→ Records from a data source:
————

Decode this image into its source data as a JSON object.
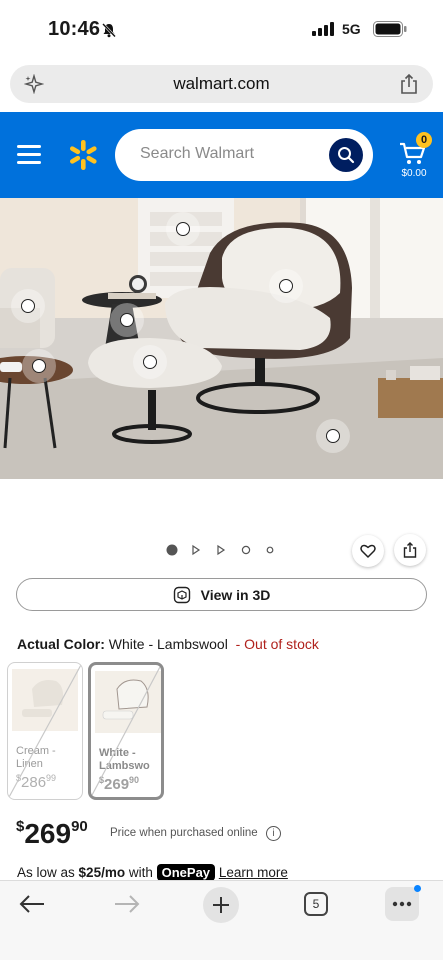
{
  "status_bar": {
    "time": "10:46",
    "network": "5G"
  },
  "browser": {
    "url": "walmart.com",
    "open_tabs": "5"
  },
  "header": {
    "search_placeholder": "Search Walmart",
    "cart_count": "0",
    "cart_total": "$0.00"
  },
  "product": {
    "view_3d_label": "View in 3D",
    "actual_color_label": "Actual Color:",
    "actual_color_value": "White - Lambswool",
    "stock_status": "- Out of stock",
    "swatches": [
      {
        "name_line1": "Cream -",
        "name_line2": "Linen",
        "price_currency": "$",
        "price_whole": "286",
        "price_cents": "99",
        "selected": false
      },
      {
        "name_line1": "White -",
        "name_line2": "Lambswo",
        "price_currency": "$",
        "price_whole": "269",
        "price_cents": "90",
        "selected": true
      }
    ],
    "price_currency": "$",
    "price_whole": "269",
    "price_cents": "90",
    "price_note": "Price when purchased online",
    "onepay_prefix": "As low as",
    "onepay_amount": "$25/mo",
    "onepay_with": "with",
    "onepay_brand": "OnePay",
    "onepay_link": "Learn more"
  },
  "colors": {
    "walmart_blue": "#0071dc",
    "spark_yellow": "#ffc220",
    "search_button": "#001e60",
    "out_of_stock_red": "#b0211c"
  }
}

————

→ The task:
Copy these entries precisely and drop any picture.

→ Exercise answer:
Decode this image into its source data as a JSON object.
{
  "status_bar": {
    "time": "10:46",
    "network": "5G"
  },
  "browser": {
    "url": "walmart.com",
    "open_tabs": "5"
  },
  "header": {
    "search_placeholder": "Search Walmart",
    "cart_count": "0",
    "cart_total": "$0.00"
  },
  "product": {
    "view_3d_label": "View in 3D",
    "actual_color_label": "Actual Color:",
    "actual_color_value": "White - Lambswool",
    "stock_status": "- Out of stock",
    "swatches": [
      {
        "name_line1": "Cream -",
        "name_line2": "Linen",
        "price_currency": "$",
        "price_whole": "286",
        "price_cents": "99",
        "selected": false
      },
      {
        "name_line1": "White -",
        "name_line2": "Lambswo",
        "price_currency": "$",
        "price_whole": "269",
        "price_cents": "90",
        "selected": true
      }
    ],
    "price_currency": "$",
    "price_whole": "269",
    "price_cents": "90",
    "price_note": "Price when purchased online",
    "onepay_prefix": "As low as",
    "onepay_amount": "$25/mo",
    "onepay_with": "with",
    "onepay_brand": "OnePay",
    "onepay_link": "Learn more"
  },
  "colors": {
    "walmart_blue": "#0071dc",
    "spark_yellow": "#ffc220",
    "search_button": "#001e60",
    "out_of_stock_red": "#b0211c"
  }
}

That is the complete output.